A Dystopian’s Guide to Barbie Dolls and Disney Princesses
Religion & Liberty Online

A Dystopian’s Guide to Barbie Dolls and Disney Princesses

Proponents of limited government often talk about utopianism because it led to so much dystopian grief in the most infamous socialist experiments of the 20th century. Anna Mussman makes another utopian/dystopian cultural connection in a recent essay at The Federalist.

She draws a connection from the airbrushed world of Barbie Dolls and Disney princesses, to the thirst for dystopian fiction among the girls who soon outgrow those imaginary companions. Mussman suggests that when girls raised mainly on a steady diet of such stuff wake up to the ugly realities of life, they often swing from an appetite for idealism to its opposite extreme, an appetite for a nihilisitc mode of dystopian fiction that shares with the earlier phase an excessive emphasis on the individual to the exclusion of the community.

So, what if you’re in full agreement that those anorexia-inducing dolls are indeed bad karma, but your extended family is hell bent on springing a Pink Fairy Princess Barbie on your daughter every chance they get, leaving you either to cave or play the curmudgeonly Grinch? If you’ve chosen to cave, there’s still hope:

My sisters and I owned Barbie dolls (people kept giving them to us), but we had no idea how we were “supposed” to play with them. Our Barbies were pioneers with large families. They wore calico dresses that we sewed ourselves. They rode in covered wagons made from shoe boxes. Barbie may have entered our home, but Mattel and its commercial power did not.

What was her parents’ secret?

The answers that I observed in my own upbringing might seem radical. We did not watch any television (commercials are powerful things). We were not showered with material possessions—if we wanted a new doll, we usually had to earn money and buy it ourselves. When we were young and impressionable, our parents joined our doll games, and created playtime storylines like, “potluck wedding” or “missionary journey to Thailand.” Because they spent as much time with us as our peers did, and far more time than any commercial entertainers, their opinions and outlooks were more influential. They were able to consciously build a strong family culture that provided us with an alternative to aspects of the mainstream world. Our imaginations were filled and expanded with a vast range of books that possess no tie-in merchandise.
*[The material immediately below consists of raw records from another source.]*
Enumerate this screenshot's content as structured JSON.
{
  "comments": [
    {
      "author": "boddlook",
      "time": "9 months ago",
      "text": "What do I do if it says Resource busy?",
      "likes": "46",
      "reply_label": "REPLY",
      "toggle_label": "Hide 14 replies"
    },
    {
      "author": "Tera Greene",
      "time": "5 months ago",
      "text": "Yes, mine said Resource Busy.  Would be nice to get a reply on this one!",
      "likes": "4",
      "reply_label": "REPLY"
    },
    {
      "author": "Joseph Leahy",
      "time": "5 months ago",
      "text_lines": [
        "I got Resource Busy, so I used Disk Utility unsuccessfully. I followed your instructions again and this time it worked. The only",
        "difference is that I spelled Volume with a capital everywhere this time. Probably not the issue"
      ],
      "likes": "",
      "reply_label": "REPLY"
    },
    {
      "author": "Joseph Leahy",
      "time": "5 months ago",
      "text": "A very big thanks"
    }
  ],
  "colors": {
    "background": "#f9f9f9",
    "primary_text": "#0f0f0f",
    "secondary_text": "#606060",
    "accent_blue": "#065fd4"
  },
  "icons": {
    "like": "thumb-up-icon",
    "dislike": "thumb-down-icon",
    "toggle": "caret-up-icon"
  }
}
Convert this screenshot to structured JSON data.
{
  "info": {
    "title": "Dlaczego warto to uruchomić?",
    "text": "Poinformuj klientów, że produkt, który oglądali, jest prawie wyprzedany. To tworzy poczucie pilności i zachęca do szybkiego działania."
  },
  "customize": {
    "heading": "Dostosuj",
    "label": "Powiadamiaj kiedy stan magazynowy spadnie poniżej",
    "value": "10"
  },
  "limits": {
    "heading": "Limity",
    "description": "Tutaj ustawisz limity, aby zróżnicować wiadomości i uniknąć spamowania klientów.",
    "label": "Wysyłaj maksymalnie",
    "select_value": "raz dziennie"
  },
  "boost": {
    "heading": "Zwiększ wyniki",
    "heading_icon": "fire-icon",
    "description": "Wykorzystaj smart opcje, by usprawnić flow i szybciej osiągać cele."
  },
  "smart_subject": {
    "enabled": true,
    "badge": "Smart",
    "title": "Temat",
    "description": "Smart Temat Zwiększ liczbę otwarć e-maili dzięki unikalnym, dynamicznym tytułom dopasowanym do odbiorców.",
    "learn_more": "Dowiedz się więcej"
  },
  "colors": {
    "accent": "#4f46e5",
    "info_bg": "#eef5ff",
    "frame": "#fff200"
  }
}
It’s an encouraging story, but the opposite is too often the case–kids raised by popular culture while the parents are away. This is no way to raise citizens capable of sustaining a free and flourishing society, or of returning “the heart of the parents to the children, and the heart of the children to their parents.”